Fool's gold no more? Smok­ies' miss­ing link nears com­ple­tion

The Standard Journal - - LIFESTYLE -

WALLAND, Tenn. (AP) — Ef­forts to ex­tend a ser­pen­tine ridge-top road with soar­ing views of the Great Smoky Moun­tains National Park have been thwarted for decades as en­gi­neers have grap­pled with how to com­plete a 1.6-mile stretch known as the miss­ing link.

A $35 mil­lion com­mit­ment this sum­mer by the fed­eral gov­ern­ment, National Park Ser­vice and the state of Ten­nessee means the 10-bridge stretch can fi­nally be com­pleted, thrilling sup­port­ers who say it will open up one of the most scenic ar­eas of the Foothills Park­way, but con­cern­ing those who say the project has got­ten too ex­pen­sive and poses a threat to the en­vi­ron­ment.

To Sen. La­mar Alexan­der, a for­mer two- term Ten­nessee gover­nor, the wait for and cost of bridg­ing the miss­ing link will have been worth it once vis­i­tors are able to take what he calls "one of the most pic­turesque drives in our coun­try with a view of the most-vis­ited national park in our coun­try."

The new seg­ment sched­uled to open within two years will end up cost­ing about $244 mil­lion in to­day's dol­lars. Work on the miss­ing link was halted in 1989 after re­tain­ing walls failed and con­trac­tors ex­posed pyrite, a min­eral bet­ter known as fool's gold, which forms sul­fu­ric acid when it comes into con­tact with rain. The toxic brew dis­solves met­als in bedrock and can wash into streams and rivers, chok­ing off plants and wildlife and coat­ing streambeds with iron hy­drox­ide, tint­ing wa­ter yel­low, red or or­ange.

Along with the en­gi­neer­ing and en­vi­ron­men­tal prob­lems, es­ca­lat­ing costs kept the miss­ing link on the back burner un­til the late 2000s, when the fed­eral gov­ern­ment agreed to pay for the long­est part of it: an 800-foot, S-shaped bridge de­signed to dis­turb as lit­tle earth as pos­si­ble and cost­ing $25 mil­lion. The money was pro­vided through the 2009 Re­cov­ery Act, the fed­eral re­sponse to the Great Re­ces­sion.

"The ex­pen­di­ture is re­ally in­cred­i­ble," said Ge­off Rig­gin, a vet­eri­nar­ian who led an un­suc­cess­ful pe­ti­tion drive to keep work from re­sum­ing on the miss­ing link.

Even after the bridges are built, half of the pro­posed 72-mile-long Foothills Park­way will re­main un­fin­ished: Land to con­struct the last 34 miles has been ac­quired, but no work has yet been done.

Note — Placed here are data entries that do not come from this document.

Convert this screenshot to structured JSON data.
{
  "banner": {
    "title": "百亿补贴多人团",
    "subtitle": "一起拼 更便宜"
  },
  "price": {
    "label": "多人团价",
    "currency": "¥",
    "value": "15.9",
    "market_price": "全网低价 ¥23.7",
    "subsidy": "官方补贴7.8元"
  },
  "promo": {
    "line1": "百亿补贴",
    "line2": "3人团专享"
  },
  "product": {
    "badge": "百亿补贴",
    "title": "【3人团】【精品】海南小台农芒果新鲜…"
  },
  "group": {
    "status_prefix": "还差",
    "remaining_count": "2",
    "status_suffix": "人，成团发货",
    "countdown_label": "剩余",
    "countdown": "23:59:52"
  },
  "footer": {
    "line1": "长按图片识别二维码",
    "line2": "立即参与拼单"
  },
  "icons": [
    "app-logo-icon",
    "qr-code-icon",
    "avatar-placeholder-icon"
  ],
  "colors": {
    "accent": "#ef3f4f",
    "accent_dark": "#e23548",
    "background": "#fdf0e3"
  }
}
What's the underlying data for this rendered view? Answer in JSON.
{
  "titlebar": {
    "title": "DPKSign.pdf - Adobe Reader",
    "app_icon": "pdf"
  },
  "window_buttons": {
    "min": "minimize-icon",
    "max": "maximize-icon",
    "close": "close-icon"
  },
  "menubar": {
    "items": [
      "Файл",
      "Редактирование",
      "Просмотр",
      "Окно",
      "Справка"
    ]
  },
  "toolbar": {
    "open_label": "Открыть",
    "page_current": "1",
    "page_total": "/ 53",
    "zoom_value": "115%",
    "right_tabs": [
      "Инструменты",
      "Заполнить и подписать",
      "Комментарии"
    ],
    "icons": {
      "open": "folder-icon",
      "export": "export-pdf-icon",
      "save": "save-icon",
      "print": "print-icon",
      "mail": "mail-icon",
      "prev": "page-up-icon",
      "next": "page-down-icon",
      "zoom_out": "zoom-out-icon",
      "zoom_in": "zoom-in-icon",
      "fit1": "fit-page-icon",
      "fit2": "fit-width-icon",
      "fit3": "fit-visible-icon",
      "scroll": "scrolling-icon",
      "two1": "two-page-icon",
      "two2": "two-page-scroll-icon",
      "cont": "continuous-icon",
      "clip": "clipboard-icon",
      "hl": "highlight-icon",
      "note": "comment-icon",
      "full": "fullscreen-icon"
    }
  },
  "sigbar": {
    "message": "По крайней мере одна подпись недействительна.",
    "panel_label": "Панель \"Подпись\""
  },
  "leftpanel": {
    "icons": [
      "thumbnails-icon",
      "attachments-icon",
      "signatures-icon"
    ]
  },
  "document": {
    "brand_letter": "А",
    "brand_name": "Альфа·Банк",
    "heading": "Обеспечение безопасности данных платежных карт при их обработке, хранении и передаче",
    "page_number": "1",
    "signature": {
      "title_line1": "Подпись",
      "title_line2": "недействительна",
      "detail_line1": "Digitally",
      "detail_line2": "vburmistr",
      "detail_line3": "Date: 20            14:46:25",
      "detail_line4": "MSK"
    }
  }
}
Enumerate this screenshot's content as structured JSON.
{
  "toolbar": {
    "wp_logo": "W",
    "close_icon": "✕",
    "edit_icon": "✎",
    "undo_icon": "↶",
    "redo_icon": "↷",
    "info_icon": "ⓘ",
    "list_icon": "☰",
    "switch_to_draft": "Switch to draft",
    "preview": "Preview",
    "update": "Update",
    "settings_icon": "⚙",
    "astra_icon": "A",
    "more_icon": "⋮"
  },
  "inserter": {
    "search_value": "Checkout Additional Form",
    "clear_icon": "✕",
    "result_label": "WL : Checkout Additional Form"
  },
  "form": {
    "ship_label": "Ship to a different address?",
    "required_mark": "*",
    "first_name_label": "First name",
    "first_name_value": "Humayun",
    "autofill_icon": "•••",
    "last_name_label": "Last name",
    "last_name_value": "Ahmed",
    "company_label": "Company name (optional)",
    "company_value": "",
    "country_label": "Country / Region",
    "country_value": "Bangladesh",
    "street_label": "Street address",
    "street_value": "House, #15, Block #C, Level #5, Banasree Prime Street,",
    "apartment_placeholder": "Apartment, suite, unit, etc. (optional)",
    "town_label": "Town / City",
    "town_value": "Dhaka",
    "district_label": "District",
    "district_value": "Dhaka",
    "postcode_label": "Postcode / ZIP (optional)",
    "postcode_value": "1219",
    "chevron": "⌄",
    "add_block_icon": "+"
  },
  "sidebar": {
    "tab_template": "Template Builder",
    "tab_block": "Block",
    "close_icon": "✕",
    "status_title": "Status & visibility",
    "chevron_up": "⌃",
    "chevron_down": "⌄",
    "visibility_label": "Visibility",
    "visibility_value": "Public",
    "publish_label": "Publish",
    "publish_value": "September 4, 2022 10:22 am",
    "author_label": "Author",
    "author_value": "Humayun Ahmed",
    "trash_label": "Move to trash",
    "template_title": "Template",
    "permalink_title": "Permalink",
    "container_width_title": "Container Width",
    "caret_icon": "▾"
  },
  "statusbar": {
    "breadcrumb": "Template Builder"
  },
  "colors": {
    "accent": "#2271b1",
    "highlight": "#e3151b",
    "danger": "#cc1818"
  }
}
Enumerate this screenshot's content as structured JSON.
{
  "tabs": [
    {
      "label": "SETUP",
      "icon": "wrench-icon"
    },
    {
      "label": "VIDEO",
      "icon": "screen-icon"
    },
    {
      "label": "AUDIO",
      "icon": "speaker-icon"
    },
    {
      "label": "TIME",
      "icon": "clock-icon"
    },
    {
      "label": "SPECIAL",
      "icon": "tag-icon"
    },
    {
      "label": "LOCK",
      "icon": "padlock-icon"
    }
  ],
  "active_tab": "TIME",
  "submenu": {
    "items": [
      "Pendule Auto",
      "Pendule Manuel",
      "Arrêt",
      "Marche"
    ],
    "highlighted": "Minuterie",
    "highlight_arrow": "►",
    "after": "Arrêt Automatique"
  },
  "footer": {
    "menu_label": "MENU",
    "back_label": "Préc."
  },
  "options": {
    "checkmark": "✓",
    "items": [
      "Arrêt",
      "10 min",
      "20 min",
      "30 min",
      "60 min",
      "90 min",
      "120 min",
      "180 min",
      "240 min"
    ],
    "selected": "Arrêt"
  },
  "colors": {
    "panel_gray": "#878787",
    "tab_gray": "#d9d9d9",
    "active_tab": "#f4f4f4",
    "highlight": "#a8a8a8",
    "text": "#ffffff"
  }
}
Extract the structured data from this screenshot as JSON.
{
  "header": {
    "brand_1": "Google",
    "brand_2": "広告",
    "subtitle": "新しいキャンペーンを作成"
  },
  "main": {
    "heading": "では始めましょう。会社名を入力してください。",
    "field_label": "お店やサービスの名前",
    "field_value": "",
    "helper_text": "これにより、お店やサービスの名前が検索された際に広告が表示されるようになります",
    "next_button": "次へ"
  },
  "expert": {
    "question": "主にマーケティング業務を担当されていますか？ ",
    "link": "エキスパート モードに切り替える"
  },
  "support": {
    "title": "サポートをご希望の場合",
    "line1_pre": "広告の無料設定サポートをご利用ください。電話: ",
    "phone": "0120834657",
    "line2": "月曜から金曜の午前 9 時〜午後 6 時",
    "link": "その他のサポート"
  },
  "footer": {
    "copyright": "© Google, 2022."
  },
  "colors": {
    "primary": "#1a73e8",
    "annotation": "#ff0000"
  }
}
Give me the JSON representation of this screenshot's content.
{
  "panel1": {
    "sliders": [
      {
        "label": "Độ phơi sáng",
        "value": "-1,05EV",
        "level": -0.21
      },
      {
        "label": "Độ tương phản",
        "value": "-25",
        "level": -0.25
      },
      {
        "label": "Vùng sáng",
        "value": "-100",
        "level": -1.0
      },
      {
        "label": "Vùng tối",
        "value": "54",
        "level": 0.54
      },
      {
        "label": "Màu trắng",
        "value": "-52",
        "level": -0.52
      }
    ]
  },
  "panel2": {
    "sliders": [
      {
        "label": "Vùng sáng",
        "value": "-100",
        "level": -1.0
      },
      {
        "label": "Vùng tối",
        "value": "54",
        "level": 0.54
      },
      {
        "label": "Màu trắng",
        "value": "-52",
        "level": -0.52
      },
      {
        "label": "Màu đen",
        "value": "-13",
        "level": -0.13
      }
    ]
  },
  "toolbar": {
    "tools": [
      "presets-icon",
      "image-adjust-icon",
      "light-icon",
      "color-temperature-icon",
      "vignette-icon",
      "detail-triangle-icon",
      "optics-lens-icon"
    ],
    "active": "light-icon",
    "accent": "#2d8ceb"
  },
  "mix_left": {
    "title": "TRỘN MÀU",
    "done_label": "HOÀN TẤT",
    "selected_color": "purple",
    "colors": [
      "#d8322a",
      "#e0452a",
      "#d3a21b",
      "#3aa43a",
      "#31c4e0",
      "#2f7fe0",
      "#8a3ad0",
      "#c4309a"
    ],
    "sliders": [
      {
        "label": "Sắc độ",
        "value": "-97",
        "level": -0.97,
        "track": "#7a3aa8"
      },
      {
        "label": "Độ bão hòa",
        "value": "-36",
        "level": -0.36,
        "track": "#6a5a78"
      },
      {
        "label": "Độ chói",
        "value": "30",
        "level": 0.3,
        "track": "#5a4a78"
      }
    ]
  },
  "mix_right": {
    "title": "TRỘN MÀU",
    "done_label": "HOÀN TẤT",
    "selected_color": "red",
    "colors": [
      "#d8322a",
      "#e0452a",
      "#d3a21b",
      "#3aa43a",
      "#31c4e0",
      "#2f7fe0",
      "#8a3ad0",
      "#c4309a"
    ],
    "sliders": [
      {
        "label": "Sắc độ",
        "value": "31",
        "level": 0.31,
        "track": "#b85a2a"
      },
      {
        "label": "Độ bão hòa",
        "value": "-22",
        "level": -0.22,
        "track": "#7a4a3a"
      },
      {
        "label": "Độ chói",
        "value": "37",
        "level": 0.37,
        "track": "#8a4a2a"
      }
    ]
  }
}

The Foothills Park­way was ap­proved by Con­gress in 1944 as a com­pan­ion to other National Park­way routes such as the Blue Ridge Park­way in Vir­ginia and North Carolina, and the Natchez Trace from cen­tral Ten­nessee to Mis­sis­sippi. The National Park­way sys­tem was de­vel­oped as part of the New Deal to help bring the econ­omy out the Great De­pres­sion in the 1930s.

Con­struc­tion of the park­way be­gan in the 1960s and the first two sec­tions, cov­er­ing 22.5 miles, were quickly com­pleted on ei­ther end of the scenic drive, which be­gins at In­ter­state 40 near the North Carolina bor­der in the east and ends at Chil­howee Lake in the west. But the paved road­way hit dead ends on ei­ther side of the miss­ing link.

Rig­gin says that wasn't such a bad thing; while ve­hi­cles could not ac­cess it, the area was still open to walk­ers, bik­ers, hik­ers and na­ture lovers. Rig­gins said he used to en­joy rid­ing his bike along the peace­ful ridgetops and over a trail through the miss­ing link area around Cay­lor Gap, where he oc­ca­sion­ally stopped to pick wild blue­ber­ries.

"So it had a util­ity then as it was," he said. "But ob­vi­ously that wasn't the orig­i­nal pur­pose of it."

Alex Ringe, the con­ser­va­tion chair for the Ten­nessee chap­ter of the Sierra Club, said the sub­stan­tial money sunk into bridg­ing the miss­ing link has vir­tu­ally en­sured that this sec­tion will be com­pleted, de­spite lin­ger­ing con­cerns with the pyrite.

In this June 13, 2012, file photo, work­ers use a spe­cial­ized crane to place a con­crete seg­ment onto an 800-foot bridge in an area of the un­fin­ished Foothills Park­way near Walland, Tenn. Work is un­der­way to com­plete the ex­ten­sion of the scenic route...

Newspapers in English

Newspapers from USA

© PressReader. All rights reserved.